[Dataset records]
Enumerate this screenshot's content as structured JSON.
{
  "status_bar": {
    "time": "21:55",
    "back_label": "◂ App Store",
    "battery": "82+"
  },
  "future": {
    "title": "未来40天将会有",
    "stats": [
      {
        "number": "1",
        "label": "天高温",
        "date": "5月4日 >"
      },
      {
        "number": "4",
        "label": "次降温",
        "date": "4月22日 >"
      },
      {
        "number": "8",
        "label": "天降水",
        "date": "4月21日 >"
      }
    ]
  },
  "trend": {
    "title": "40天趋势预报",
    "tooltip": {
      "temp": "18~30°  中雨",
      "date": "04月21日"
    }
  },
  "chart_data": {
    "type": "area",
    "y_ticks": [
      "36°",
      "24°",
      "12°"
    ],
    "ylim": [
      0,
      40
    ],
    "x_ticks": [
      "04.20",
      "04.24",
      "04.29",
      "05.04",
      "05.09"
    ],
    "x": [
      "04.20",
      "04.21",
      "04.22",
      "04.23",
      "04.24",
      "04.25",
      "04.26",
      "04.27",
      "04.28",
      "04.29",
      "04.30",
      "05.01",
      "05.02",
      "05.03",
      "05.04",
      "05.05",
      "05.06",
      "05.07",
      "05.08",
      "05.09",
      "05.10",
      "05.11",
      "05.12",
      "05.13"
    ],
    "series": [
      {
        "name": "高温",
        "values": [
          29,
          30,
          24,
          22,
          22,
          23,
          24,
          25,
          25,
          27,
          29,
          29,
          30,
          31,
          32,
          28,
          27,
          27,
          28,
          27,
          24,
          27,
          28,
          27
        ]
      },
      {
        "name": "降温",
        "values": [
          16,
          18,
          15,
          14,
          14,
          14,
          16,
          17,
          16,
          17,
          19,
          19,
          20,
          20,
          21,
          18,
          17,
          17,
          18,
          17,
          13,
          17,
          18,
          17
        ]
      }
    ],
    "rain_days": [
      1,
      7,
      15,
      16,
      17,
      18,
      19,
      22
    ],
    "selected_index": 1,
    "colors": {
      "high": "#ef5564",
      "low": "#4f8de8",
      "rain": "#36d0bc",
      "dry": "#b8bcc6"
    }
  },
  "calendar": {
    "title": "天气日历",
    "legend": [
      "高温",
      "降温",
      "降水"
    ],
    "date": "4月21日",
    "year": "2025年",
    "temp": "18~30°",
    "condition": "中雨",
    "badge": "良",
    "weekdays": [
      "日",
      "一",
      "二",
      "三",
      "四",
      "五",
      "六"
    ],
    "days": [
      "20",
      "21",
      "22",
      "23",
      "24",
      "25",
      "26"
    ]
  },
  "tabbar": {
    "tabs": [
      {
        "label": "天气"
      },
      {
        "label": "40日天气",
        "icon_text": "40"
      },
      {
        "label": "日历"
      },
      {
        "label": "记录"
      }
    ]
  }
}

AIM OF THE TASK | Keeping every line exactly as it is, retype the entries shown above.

PROBLEM SOLUTION |
Enumerate this screenshot's content as structured JSON.
{
  "status_bar": {
    "time": "21:55",
    "back_label": "◂ App Store",
    "battery": "82+"
  },
  "future": {
    "title": "未来40天将会有",
    "stats": [
      {
        "number": "1",
        "label": "天高温",
        "date": "5月4日 >"
      },
      {
        "number": "4",
        "label": "次降温",
        "date": "4月22日 >"
      },
      {
        "number": "8",
        "label": "天降水",
        "date": "4月21日 >"
      }
    ]
  },
  "trend": {
    "title": "40天趋势预报",
    "tooltip": {
      "temp": "18~30°  中雨",
      "date": "04月21日"
    }
  },
  "chart_data": {
    "type": "area",
    "y_ticks": [
      "36°",
      "24°",
      "12°"
    ],
    "ylim": [
      0,
      40
    ],
    "x_ticks": [
      "04.20",
      "04.24",
      "04.29",
      "05.04",
      "05.09"
    ],
    "x": [
      "04.20",
      "04.21",
      "04.22",
      "04.23",
      "04.24",
      "04.25",
      "04.26",
      "04.27",
      "04.28",
      "04.29",
      "04.30",
      "05.01",
      "05.02",
      "05.03",
      "05.04",
      "05.05",
      "05.06",
      "05.07",
      "05.08",
      "05.09",
      "05.10",
      "05.11",
      "05.12",
      "05.13"
    ],
    "series": [
      {
        "name": "高温",
        "values": [
          29,
          30,
          24,
          22,
          22,
          23,
          24,
          25,
          25,
          27,
          29,
          29,
          30,
          31,
          32,
          28,
          27,
          27,
          28,
          27,
          24,
          27,
          28,
          27
        ]
      },
      {
        "name": "降温",
        "values": [
          16,
          18,
          15,
          14,
          14,
          14,
          16,
          17,
          16,
          17,
          19,
          19,
          20,
          20,
          21,
          18,
          17,
          17,
          18,
          17,
          13,
          17,
          18,
          17
        ]
      }
    ],
    "rain_days": [
      1,
      7,
      15,
      16,
      17,
      18,
      19,
      22
    ],
    "selected_index": 1,
    "colors": {
      "high": "#ef5564",
      "low": "#4f8de8",
      "rain": "#36d0bc",
      "dry": "#b8bcc6"
    }
  },
  "calendar": {
    "title": "天气日历",
    "legend": [
      "高温",
      "降温",
      "降水"
    ],
    "date": "4月21日",
    "year": "2025年",
    "temp": "18~30°",
    "condition": "中雨",
    "badge": "良",
    "weekdays": [
      "日",
      "一",
      "二",
      "三",
      "四",
      "五",
      "六"
    ],
    "days": [
      "20",
      "21",
      "22",
      "23",
      "24",
      "25",
      "26"
    ]
  },
  "tabbar": {
    "tabs": [
      {
        "label": "天气"
      },
      {
        "label": "40日天气",
        "icon_text": "40"
      },
      {
        "label": "日历"
      },
      {
        "label": "记录"
      }
    ]
  }
}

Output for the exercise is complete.